Show Summary Details
Page of

Myocarditis and pericarditis 

Myocarditis and pericarditis
Chapter:
Myocarditis and pericarditis
Author(s):

Michel Noutsias

and Bernhard Maisch

DOI:
10.1093/med/9780199687039.003.0058_update_001

Update:

Important updates for classifications, diagnostic algorithms and position statements of the ESC for DCM, myocardits, genetic counselling, and pericardial tamponade.

Discussion on the value of CMR in chronic myocarditis.

Data of giant cell myocarditis added [Epub ahead of print].

Data from the BICC trial added

Updated on 27 July 2017. The previous version of this content can be found here.
Page of

PRINTED FROM OXFORD MEDICINE ONLINE (www.oxfordmedicine.com). © Oxford University Press, 2016. All Rights Reserved. Under the terms of the licence agreement, an individual user may print out a PDF of a single chapter of a title in Oxford Medicine Online for personal use (for details see Privacy Policy and Legal Notice).

date: 18 October 2019

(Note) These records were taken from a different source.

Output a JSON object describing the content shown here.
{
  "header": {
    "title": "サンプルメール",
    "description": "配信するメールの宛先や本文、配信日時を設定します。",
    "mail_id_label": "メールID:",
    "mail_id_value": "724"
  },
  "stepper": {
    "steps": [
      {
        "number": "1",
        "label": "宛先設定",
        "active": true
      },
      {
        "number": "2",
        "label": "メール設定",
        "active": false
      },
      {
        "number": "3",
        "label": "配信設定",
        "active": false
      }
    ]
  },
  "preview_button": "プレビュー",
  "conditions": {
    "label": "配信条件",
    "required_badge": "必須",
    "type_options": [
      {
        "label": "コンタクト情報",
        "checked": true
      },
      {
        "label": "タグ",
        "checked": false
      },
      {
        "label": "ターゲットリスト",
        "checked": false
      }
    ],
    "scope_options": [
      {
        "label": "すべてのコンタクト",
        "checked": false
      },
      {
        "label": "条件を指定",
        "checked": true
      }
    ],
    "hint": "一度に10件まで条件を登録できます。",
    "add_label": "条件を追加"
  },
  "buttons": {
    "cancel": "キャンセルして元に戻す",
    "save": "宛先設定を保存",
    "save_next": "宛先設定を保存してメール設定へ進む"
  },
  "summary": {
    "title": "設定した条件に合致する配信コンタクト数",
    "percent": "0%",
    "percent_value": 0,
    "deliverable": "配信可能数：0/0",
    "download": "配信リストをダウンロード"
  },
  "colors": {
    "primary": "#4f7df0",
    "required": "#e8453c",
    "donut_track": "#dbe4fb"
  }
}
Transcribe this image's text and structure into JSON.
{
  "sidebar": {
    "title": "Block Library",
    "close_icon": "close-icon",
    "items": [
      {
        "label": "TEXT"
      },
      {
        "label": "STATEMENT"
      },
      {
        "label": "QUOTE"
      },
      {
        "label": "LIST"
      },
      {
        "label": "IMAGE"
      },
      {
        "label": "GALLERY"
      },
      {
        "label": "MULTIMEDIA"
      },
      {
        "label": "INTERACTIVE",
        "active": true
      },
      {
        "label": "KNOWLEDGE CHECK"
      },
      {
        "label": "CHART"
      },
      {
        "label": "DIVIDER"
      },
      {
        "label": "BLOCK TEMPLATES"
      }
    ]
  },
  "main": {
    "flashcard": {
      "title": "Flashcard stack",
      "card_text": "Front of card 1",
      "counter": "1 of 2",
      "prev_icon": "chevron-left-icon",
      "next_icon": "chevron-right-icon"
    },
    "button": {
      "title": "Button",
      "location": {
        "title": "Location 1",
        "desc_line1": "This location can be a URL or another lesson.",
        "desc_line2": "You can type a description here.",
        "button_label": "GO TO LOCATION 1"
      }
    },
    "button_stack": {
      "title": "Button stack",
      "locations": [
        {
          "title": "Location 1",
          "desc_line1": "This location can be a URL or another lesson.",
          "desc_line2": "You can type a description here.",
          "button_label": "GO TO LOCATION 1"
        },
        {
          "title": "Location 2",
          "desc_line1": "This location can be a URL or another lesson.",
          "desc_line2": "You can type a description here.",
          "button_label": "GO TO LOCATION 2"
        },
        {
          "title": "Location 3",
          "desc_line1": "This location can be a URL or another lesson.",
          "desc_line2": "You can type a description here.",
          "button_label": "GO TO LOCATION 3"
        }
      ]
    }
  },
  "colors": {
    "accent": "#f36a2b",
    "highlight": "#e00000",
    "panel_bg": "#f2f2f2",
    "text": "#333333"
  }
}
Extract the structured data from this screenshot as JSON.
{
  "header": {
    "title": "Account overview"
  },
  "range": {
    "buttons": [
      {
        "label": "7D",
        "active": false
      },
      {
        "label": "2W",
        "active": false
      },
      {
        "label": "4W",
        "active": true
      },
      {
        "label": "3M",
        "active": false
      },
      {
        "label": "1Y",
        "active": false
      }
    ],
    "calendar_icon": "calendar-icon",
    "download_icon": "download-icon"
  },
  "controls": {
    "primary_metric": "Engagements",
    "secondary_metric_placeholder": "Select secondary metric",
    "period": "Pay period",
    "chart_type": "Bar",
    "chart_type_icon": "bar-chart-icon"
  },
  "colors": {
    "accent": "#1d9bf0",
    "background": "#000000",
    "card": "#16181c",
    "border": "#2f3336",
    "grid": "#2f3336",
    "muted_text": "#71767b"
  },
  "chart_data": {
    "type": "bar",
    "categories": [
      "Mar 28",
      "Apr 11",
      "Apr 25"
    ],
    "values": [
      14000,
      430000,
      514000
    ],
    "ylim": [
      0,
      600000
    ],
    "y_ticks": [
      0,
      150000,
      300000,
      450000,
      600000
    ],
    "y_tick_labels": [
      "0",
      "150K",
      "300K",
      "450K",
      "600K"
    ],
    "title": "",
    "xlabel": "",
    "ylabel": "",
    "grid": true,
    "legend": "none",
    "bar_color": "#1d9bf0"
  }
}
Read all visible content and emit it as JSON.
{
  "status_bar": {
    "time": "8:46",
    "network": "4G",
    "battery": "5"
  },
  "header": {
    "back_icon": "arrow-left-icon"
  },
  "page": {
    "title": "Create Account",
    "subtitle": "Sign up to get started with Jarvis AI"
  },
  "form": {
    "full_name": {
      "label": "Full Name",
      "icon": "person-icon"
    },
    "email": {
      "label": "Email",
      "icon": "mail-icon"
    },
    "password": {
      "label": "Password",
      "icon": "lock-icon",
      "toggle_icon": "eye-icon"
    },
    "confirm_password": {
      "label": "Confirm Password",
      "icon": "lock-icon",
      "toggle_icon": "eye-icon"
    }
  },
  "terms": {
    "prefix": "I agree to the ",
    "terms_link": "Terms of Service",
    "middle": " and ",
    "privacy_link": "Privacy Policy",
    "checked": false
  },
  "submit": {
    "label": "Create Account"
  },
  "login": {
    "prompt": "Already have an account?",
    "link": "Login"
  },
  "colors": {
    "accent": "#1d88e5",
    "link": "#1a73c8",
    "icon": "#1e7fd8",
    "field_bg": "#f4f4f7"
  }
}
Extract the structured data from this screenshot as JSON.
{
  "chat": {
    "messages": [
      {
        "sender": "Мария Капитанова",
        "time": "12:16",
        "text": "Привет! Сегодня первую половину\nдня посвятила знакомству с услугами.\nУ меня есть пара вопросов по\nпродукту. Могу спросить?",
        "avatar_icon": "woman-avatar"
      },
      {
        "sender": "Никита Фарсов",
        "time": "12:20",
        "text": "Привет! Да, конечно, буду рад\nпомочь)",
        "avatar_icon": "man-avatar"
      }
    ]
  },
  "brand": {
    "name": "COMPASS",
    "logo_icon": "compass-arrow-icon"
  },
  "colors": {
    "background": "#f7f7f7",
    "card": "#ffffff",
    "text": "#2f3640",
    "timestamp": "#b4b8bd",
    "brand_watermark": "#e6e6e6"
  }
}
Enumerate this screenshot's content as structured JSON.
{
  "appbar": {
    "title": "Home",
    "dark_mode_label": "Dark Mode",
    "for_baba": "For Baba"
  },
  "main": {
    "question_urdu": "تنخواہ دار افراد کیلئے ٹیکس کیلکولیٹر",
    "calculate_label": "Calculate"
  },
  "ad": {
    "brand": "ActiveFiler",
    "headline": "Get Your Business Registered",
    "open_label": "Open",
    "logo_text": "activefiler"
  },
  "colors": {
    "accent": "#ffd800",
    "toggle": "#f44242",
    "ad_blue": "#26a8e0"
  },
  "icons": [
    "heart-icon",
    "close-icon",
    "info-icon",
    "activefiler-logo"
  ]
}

Transition of acute myocarditis to dilated cardiomyopathy occurs in approximately 20% of patients within a follow-up period of 33 months. Recent research has revealed the adverse prognostic impact of several clinical parameters for this scenario. Acute myocarditis and its sequelae dilated cardiomyopathy and inflammatory cardiomyopathy are often caused by viral infections. Histological evaluation of endomyocardial biopsies is critical for the diagnosis of the cardiomyopathy entity and for the clinical management of around 20% of the patients. Additionally, contemporary diagnostic procedures of endomyocardial biopsies are indispensable for the selection of inflammatory cardiomyopathy patients who will likely benefit from immunosuppression or antiviral (interferon) treatment. Immunoadsorption, with subsequent immunoglobulin substitution, is a further promising immunomodulatory treatment option for dilated cardiomyopathy patients, targeting primarily the anticardiac autoantibodies. Cardiac magnetic resonance has emerged as a valuable diagnostic approach for myocarditis and pericarditis. Myocardial late gadolinium enhancement has been associated with adverse outcome and sudden cardiac death. Bridging of the first 3 months with a wearable cardioverter–defibrillator, until a definitive decision on the implantation of an implantable cardioverter–defibrillator, is a growingly recognized cornerstone in the clinical management of patients with acute myocarditis with depressed left ventricular ejection fraction of <40% and new-onset dilated cardiomyopathy, respectively. Acute pericarditis is labelled idiopathic or suspected viral without adequate proof of the respective aetiology. Non-steroidal anti-inflammatory drugs and colchicine are proven and safe therapeutic mainstays for pericarditis, including the first attack. Pericardiocentesis is a lifesaving treatment of cardiac tamponade. Pericardioscopy and epicardial biopsies can contribute to the aetiological differentiation of pericardial effusions.

Access to the complete content on Oxford Medicine Online requires a subscription or purchase. Public users are able to search the site and view the abstracts for each book and chapter without a subscription.

Please subscribe or login to access full text content.

If you have purchased a print title that contains an access token, please see the token for information about how to register your code.

For questions on access or troubleshooting, please check our FAQs, and if you can't find the answer there, please contact us.